"Pawan Dhingra has written a pioneering book on the world of American motels and hotels. Close attention to the stories told by the people who work in the trade allows Dhingra to go behind the stereotypes, and give us a tale of human beings struggling to make livings and lives. This is a people's sociology of hotel work."Vijay Prashad, Trinity College
"Life Behind the Lobby assesses a central debate about U.S. migration: should the achievements of self-employed migrants be regarded as evidence of the openness, tolerance, and meritocracy of an increasingly neoliberal American society, or should their sacrifices, confrontations with racism, and feelings of social marginalization be taken as proof of the enduring place of discrimination, inequality, and white privilege? Pawan Dhingra's sophisticated and highly original analysis does much to advance our understanding of international migration, ethnic entrepreneurship, and migrants' ability to work collectively to cope with, if not fully overcome, the circumstances they face."Steven J. Gold, Michigan State University, author of The Store in the Hood: A Century of Business and Conflict (2010)
Read interviews with the author at:
NPR's All Things Considered
Wall Street Journal's India Real Time blog
Voice of America
Chronicle of Higher Education
The Times of India
About the Author
Top Customer Reviews
This is just one of those books that needed to be written- half of the motels in the United States are owned by a single minority group.
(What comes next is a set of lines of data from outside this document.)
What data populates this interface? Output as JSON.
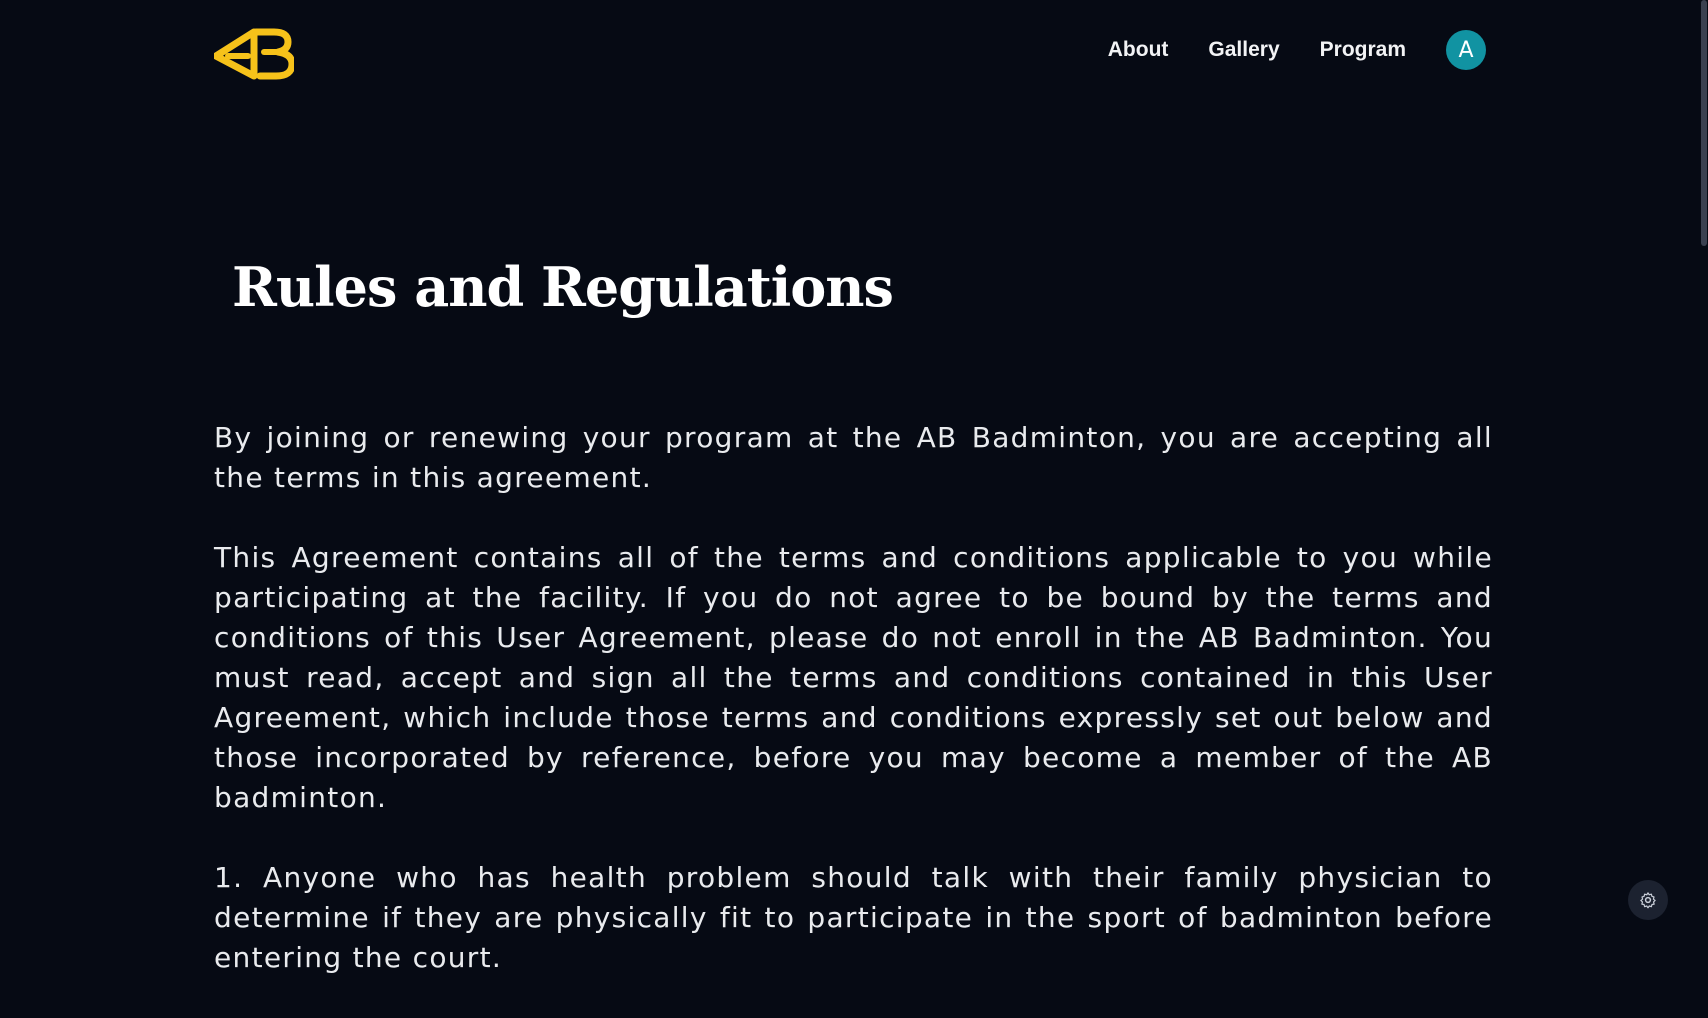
{
  "header": {
    "logo_text": "AB",
    "nav": [
      {
        "label": "About"
      },
      {
        "label": "Gallery"
      },
      {
        "label": "Program"
      }
    ],
    "avatar_initial": "A"
  },
  "main": {
    "title": "Rules and Regulations",
    "paragraphs": [
      "By joining or renewing your program at the AB Badminton, you are accepting all the terms in this agreement.",
      "This Agreement contains all of the terms and conditions applicable to you while participating at the facility. If you do not agree to be bound by the terms and conditions of this User Agreement, please do not enroll in the AB Badminton. You must read, accept and sign all the terms and conditions contained in this User Agreement, which include those terms and conditions expressly set out below and those incorporated by reference, before you may become a member of the AB badminton.",
      "1. Anyone who has health problem should talk with their family physician to determine if they are physically fit to participate in the sport of badminton before entering the court."
    ]
  },
  "colors": {
    "background": "#060a14",
    "accent_logo": "#f6c21a",
    "avatar": "#1193a2",
    "text": "#e9ebee"
  },
  "icons": {
    "settings_fab": "gear-icon"
  }
}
It is somewhat similar to the Korean-American owners of bodegas or Chinese-American laundromats in NYC. This book answers how a single minority group (Gujratis within a minority group of South Asians) come to exert such industry dominance for an entire country.
The book is slightly scholarly at times- but perhaps I've just gotten too used to glib Malcolm Gladwell-esque pithy observations. But the amount of research and the quality of writing is very clear- and it's well worth the time to anyone interested in American exceptionalism, entrepreneurship and American success stories.
The book is dense, nuanced, and deeply researched. It is written at a college level and contains extensive references. It is not light summer beach reading.
I'll never look at a motel the same way again. I highly recommend this book. It's a compelling story about immigration and the American dream.
Most Recent Customer Reviews
Really very enjoyable read. I read it for class but had never even heard of the "Patel Motel" stereotype (which shows how much I know about non-Hispanic immigrants in the... Read morePublished 17 months ago by Patty Fernandez
This book nails it. the patel community specifically lives behind the lobby like animals in those dirty nasty motels. THey are an embarrassment to the Indian society in the US. Read morePublished 20 months ago by 32434
I was always a little curious about why so many Indian American motels and this book, written by a professor at my old alma mata, Oberlin College, explains it in detail.Published on April 11, 2013 by At Bay